I started an email thread on dev-platform a while back about handling memory pressure events more consistently and reliably:
The most useful messages in the thread were these:
the rest were about low-level technical details.
When a memory pressure event is triggered, sometimes it's not that urgent -- it'd be nice to release memory soon. But sometimes it is urgent, and we can't afford to allocate any memory while freeing other memory. (For example, running GC and CC requires allocating some memory, possible several MB, and so isn't suitable for the urgent case.) We should probably distinguish these two cases.
I wonder whether, rather than having separate memory-pressure events, we should have one event and then check how much free space we have.
On platforms where we have swap, this is just a virtual memory space check. On platforms where we don't have swap, this is just an RSS check.
> On platforms where we don't have swap, this is just an RSS check.
Or rather, it's a matter of calling the equivalent of $ free.
(In reply to Justin Lebar [:jlebar] from comment #2)
> On platforms where we have swap, this is just a virtual memory space check.
Well, min([available RAM + swap], [available address space]) to handle systems with either low RAM and swap or simply running 64-bit Firefox, I assume.
You're right, although this is a bit complicated. Can't Windows dynamically expand the swap file? There's a limit to how big it can get, certainly...
Yes, the limit on Windows 2000/XP/2003 for one paging file appears to be 4095 MiB (), though it is possible (through the registry) to assign several separate paging files. On Windows 7 the limit is considerably higher, though I haven't been able to find what it is: my paging file is 64 GiB for the occasional long rendering task. Unfortunately I haven't found any ways to query the maximum paging file size programmatically.
If the user has customized his or her paging file, the default/minimum and maximum sizes can be found in the PagingFiles REG_MULTI_SZ value in HKEY_LOCAL_MACHINE\System\CurrentControlSet\Control\SessionManager\MemoryManagement - where the first column is the paging file location, the second column is the default/minimum size and the third column is the maximum size (there can be multiple rows for multiple paging files). If the paging file is set to a system managed size, the second and third columns will be set to 0 (unfortunately).
The main reason I brought it up is that the default paging file size is set to 1.5 times the system RAM or 2 GiB, whichever is smaller (at least on Windows 2000/XP/2003), which could be pretty small for some users. However I'm not sure how it sets the default maximum paging size - that might simply be the full 4 GiB, assuming enough hard drive space is left.

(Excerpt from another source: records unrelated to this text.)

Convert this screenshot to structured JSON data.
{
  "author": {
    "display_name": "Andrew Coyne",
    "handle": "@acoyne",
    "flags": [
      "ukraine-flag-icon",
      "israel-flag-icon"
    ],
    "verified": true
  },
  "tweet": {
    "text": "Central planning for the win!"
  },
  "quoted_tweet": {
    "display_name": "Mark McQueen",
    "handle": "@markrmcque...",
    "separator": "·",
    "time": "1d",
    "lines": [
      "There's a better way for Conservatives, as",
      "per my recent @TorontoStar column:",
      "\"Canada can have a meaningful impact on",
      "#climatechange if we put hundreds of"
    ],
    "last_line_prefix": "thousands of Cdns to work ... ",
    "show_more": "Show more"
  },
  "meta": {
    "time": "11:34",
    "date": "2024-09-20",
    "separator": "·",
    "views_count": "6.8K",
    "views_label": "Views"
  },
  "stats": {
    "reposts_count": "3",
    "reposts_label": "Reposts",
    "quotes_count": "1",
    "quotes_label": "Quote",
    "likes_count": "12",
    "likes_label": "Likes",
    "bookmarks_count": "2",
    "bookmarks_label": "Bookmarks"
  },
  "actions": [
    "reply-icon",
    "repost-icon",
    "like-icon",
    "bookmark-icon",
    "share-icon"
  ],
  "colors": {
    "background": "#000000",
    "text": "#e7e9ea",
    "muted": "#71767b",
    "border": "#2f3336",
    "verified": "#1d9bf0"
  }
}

Alternatively, I suppose it could be argued that any paging is a bad thing, so it would make more sense to fire a memory pressure event as soon as available physical RAM reaches a critical level. That would avoid this whole mess, but wouldn't cover the strict out of memory case.
Sorry, I forgot to link to  in my post above:
Thanks for that investigation, Emanuel.
I am, in general, wary of the idea that we should aggressively drop memory when the system starts running out of available physical memory -- it's not necessarily Firefox at fault! A user could be on a 16gb system with Firefox using 200mb of RAM; if the system starts to page, should Firefox really take drastic action?
But preventing OOMs by monitoring available virtual address space is an easy place to start.
Inconsistent use of "memory" vs. "mem"? jlebar, can you please do a follow-up fix to make them all use "memory"? Thanks.
Whoops, comment 9 was supposed to go into bug 670967.
We talked about this bug in memshrink a bit today.
It looks like, unless we can reduce JS usage, we're not going to be able to make a big dent here. And JS usage is hard to reduce without effectively unloading tabs, either by session restoring them, or by somehow serializing the compartment to disk.
JS is big, but it isn't everything. In my current session layout is 15%, and when the style sheet reporter lands (bug 671299) that'll probably jump to over 20%.
And dropping bfcache will allow some JS compartments to be freed. So I think we can make reasonable progress without having to do really big changes.
We already drop bfcache on a timer and on memory pressure. This bug would unify the mechanism with the other things we drop, which is virtuous, but that doesn't change the amount of memory which is eventually freed.
I guess dropping 30% of our memory (layout plus sqlite) is good. To some degree, the question is: What's our goal?
My first goal is to drop stuff that's easy to drop, and see how far that takes us. Doing that will require the unification of mechanisms, as you mentioned, which is a good thing.